It’s 2017, where are the sponsors?

Watching the car launches this past week and now seeing the action during the first test of 2017, I was reminded of how devoid of major sponsorships the cars seem be. Perhaps I’m just getting old and recall the logos of West, Marlboro, Elf, John Player Special, Parmalat and Martini—which is still on a Williams after a glorious return to F1—and others that now seem destined for the history books.

Much has been made of the EU law on tobacco advertising and how this ruined major sponsorship of F1 and while there is no doubt the exit had a major impact on the sport, the lack of major technology companies and other global businesses is still somewhat surprising.

I was reading an interesting article here about that very issue. Let me say, up front, that I don’t disagree with this article. They are experts in the field and are in the business. What I do want to focus on are a few of the concepts I found interesting.

The article quotes Force India owner Vijay Mallya regarding the lack of sponsors beating a path to Formula 1’s door:

“If the boss of Formula 1 says publicly that the sport is crap, what do you expect? Which sponsor wants to enter a business than speaks like that about itself? Bernie put off many sponsors with his comments, and those who did come went to the rights holders.”

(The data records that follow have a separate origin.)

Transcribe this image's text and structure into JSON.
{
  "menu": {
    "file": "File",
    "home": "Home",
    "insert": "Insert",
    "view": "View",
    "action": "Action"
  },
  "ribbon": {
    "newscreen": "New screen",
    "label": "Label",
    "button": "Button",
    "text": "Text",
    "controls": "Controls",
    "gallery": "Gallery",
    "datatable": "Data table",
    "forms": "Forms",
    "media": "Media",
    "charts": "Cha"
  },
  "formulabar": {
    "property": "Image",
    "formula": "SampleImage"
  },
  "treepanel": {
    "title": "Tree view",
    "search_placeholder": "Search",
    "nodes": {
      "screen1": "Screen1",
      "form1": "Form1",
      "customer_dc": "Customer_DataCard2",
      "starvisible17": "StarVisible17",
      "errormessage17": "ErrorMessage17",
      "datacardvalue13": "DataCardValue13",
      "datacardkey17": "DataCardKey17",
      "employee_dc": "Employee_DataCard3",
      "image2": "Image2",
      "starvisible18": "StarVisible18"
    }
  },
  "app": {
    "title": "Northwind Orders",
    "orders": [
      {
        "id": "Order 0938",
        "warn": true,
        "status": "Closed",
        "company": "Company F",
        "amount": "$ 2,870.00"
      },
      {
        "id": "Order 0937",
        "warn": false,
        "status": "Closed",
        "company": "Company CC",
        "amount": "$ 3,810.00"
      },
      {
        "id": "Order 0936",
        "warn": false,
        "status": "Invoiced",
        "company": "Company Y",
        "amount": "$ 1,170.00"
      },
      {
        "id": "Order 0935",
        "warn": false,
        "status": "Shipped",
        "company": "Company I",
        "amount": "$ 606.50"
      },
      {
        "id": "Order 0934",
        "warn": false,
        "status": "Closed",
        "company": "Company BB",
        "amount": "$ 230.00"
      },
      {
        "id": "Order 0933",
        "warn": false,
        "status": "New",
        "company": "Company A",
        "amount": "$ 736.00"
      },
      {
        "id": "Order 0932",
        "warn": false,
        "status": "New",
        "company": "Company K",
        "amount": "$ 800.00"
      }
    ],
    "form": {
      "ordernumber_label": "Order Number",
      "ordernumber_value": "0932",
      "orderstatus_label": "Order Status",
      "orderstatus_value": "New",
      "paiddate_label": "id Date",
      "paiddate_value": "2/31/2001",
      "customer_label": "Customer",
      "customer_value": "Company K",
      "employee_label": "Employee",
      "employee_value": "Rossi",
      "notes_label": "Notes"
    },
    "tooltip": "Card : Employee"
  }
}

We’ve heard this before from Vijay and other team bosses and specifically the smaller teams have always had an axe to grind about why they aren’t finding large sponsors. That doesn’t mean they are unfounded but then the teams are also responsible for the current formula—via the F1 Strategy Group—and if the product isn’t as good as it could or should be, Ecclestone’s not the kind of dog to lap it up. He’s always called a fig a fig and a trough a trough.

If you’ve listened to our podcasts over the last several years, you’ll have heard me question the teams and their role in the marketing and sponsorship efforts of their business. I’ve not been critical as I am not on the ground floor working with them but I do find it odd that the teams seem to have slowed their pace on major sponsorship outreach in favor of simply banking on Formula One Management prize money. There could be very good reason for this and one could be that FOM held the major sponsors for itself, as Mallya suggests, and if that’s the case, the major dollars only funnel through the prize money payout. I’m not completely convinced that’s the case.

I’ve spoken to new McLaren marketing guru, Zak Brown, a few times about this issue and he’s always felt that F1 is a terrific marketing investment and there are complicated reasons why the teams aren’t getting major deals these days. I recall former McLaren CEO, Ron Dennis, holding out for $20+ million deals and felt the team was certainly valued properly but according to their article, that may be a legacy way of looking at the shift in marketing programs.

“Teams are basing their sponsorship valuations as a proportion of the overall running costs incurred by the team, not based on the actual value of the sponsorship,” explains Wright. “For example, if a front wing end plate accounts for 3% of the overall cost, then a team will expect to get the same amount of money back from a brand sponsoring that position. The reality is that the actual value of that position is much less than 3%, and brands know this and therefore are not willing to shelve out the money to put their name on the side of the car. As costs are growing, media values are dropping, and therein lies the problem.”

I find this a very intriguing possibility and from what I’ve read from team bosses, the title sponsorship values have always hovered in that $15-30 million range or at least a significant portion of the team’s budget. Over the last few years, we’ve seen smaller logos and smaller parts of the car from organization such as Microsoft, UPS, Johnnie Walker and others.

To be fair, Force India have done a much better job of gaining sponsorship on their car than other teams including Sauber which has been in F1 much longer. Strange then that McLaren has no title sponsor and it will be interesting to see what Brown can do. He’s managed some of the biggest motorsport sponsorship deals in F1 and beyond so if he can’t get a title sponsor for McLaren, then there is truly something very wrong.

At the article points out, Liberty Media are on board now and I know they get it. They’ve hired a former ESPN marketing guru to grow the sport and monetize the product. I think they’ll succeed and what’s good for F1 will be good for the teams. I still believe the teams need to spend more on their sales teams combined with a fresher marketing approach. They are under the illusion that tweeting more and hosting Facebook live events is the answer. It’s not. It’s time to get out and sell things again. Time to brush off those PowerPoint presentations and start hustling for sponsors. Time to recalibrate your pricing schedule and find new ways to create sponsor value.

Hat Tip: Sine Qua Non